Once again, the UCSF protocol would have failed to protect trial data from block rewriting attacks.

One way to solve this problem would be for the trial regulator to maintain a copy of every block rather than just the block hashes. In the event of a discrepancy, the version of the chain maintained by the regulator would be considered authoritative.

This approach raises the question of why the trial sponsor should even be involved in data maintenance at all. If the regulator maintains the authoritative version, maintaining a second copy merely increases complexity and risk without much to show for it. At the very least, a block chain becomes unnecessary.

In the interest of efficiency and accuracy, the regulator would eventually absorb all data management responsibilities from the trial sponsor.

Ironically, this situation places the regulator in exactly the same predicament that the trial sponsor was in. How will valuable clinical trial data be protected from forgery and corruption?

The regulator might consider adopting the UCSF protocol. Notice, however, that in this case there is no higher authority with which block hashes can be deposited. The buck stops with the regulator. Actually, there might be a higher authority, but that's an article for another time.

So this is where the story ends — with a block chain that no savvy observer would ever describe as "immutable" or "tamper proof." If this exercise ultimately ends in a futile return to the status quo, why not build a system that will deliver real security in the first place rather than security theatre?


Improving the security of sensitive scientific data is a worthwhile goal. Hash-based audit trails like the one proposed in the UCSF paper might offer some benefit in very limited cases. But claims of immutable and tamper proof data protection should be viewed with great skepticism. Bitcoin solved a very specific problem through a brilliant combination of existing technologies and economic incentives. Cherry picking Bitcoin's technologies neutralizes its hard-won security guarantees.
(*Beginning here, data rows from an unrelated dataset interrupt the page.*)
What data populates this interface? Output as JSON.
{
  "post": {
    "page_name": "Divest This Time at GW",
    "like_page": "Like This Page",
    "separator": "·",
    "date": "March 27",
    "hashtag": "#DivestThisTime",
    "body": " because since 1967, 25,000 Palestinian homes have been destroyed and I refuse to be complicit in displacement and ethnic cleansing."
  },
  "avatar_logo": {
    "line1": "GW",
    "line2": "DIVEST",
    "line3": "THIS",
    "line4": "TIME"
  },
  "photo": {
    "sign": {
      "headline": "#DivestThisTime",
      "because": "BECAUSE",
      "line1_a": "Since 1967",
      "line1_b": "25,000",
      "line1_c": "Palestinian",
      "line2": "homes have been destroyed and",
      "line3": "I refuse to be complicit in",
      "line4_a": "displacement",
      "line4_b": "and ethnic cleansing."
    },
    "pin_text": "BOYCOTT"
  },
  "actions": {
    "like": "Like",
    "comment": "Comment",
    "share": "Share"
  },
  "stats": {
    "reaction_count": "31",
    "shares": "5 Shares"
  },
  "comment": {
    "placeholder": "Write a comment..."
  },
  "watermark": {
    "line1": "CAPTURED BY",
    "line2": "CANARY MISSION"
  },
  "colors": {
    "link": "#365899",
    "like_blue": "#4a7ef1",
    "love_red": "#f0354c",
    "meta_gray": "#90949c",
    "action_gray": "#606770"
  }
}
Before committing valuable resources to a block chain project, consider discussing these questions with your team:

  1. What specific security threats will the use of a block chain defend against?
  2. What alternatives exist for countering these threats?
  3. How will block rewriting attacks be addressed?
  4. How will legitimate modification of data be distinguished from attacks?
  5. In what specific ways will security be compromised by eliminating the block chain from this project?
  6. What trusted third parties does this block chain protocol require?